Rather train yourself for godliness; for while bodily training is of some value, godliness is of value in every way, as it holds promise for the present life and also for the life to come. …Command and teach these things. Let no one despise you for your youth, but set the believers an example in speech, in conduct, in love, in faith, in purity…Practice these things, immerse yourself in them, so that all may see your progress. Keep a close watch on yourself and on the teaching. Persist in this, for by so doing you will save both yourself and your hearers.
Scripture and life experience would teach us that, by and large, God is pleased to bless the ministries and labors of those who are consecrated to his service—where godliness abounds, there too, would fruit abound.
We’ve already seen in the Apostle Paul’s exhortation to Timothy that the elder would do well to “set the believers an example in speech, in conduct, in love, in faith, in purity…[to] practice these things, immerse yourself in them…” (I Timothy 4:12, 15).
Robert Murray M’Cheyne famously declared:
In great measure, according to the purity and perfection of the instrument will be its success…It is not great talents God blesses so much as great likeness to Jesus. A holy minister is an awful weapon in the hand of God.
In other words: do we want to see a flourishing of godliness amongst the saints of God under our charge? Then let us both preach and live in such a way that godliness cannot go unnoticed.
Model it, brethren! Be an example of godliness and it will inevitably be brought to bear on the lives of your people. They will imitate you as you imitate Christ. This is not a pragmatic, postmodern methodology. This is Scripture (I Corinthians 11:1). If we want godliness in the pews, we must first have godliness in the elders’ chairs. As goes the leadership, so goes the congregation.
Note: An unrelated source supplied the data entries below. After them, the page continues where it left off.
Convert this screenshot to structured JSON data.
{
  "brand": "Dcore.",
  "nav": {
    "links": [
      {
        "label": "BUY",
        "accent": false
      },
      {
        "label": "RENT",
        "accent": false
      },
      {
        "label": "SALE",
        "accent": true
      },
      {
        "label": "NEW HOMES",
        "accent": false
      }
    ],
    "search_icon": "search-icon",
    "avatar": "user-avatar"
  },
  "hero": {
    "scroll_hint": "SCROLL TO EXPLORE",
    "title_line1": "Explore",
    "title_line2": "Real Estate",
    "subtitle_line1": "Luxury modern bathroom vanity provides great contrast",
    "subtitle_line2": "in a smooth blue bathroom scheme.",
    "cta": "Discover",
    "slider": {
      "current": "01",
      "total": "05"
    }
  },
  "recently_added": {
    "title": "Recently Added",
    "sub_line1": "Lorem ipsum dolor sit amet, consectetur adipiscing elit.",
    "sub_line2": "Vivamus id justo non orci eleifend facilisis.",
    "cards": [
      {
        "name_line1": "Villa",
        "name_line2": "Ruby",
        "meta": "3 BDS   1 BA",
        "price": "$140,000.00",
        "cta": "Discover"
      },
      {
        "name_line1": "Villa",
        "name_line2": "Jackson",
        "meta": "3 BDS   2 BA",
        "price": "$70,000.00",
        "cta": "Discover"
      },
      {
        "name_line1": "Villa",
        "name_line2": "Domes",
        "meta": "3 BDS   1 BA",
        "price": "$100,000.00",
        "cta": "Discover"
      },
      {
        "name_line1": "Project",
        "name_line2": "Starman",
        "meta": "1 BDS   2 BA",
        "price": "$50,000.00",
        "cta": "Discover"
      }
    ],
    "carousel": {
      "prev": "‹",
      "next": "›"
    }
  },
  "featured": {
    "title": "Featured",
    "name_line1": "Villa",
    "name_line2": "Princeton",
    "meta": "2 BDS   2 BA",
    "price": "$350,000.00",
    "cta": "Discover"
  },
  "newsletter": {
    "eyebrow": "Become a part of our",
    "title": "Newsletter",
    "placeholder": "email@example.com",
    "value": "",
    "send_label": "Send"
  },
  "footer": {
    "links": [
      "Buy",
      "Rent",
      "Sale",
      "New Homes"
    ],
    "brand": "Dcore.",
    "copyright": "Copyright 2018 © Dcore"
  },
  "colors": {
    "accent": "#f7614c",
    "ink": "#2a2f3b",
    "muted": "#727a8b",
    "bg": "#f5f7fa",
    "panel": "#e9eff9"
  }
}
May godliness abound in your eldership: model it unabashedly, for the glory of God and for the flourishing of God’s people in our day.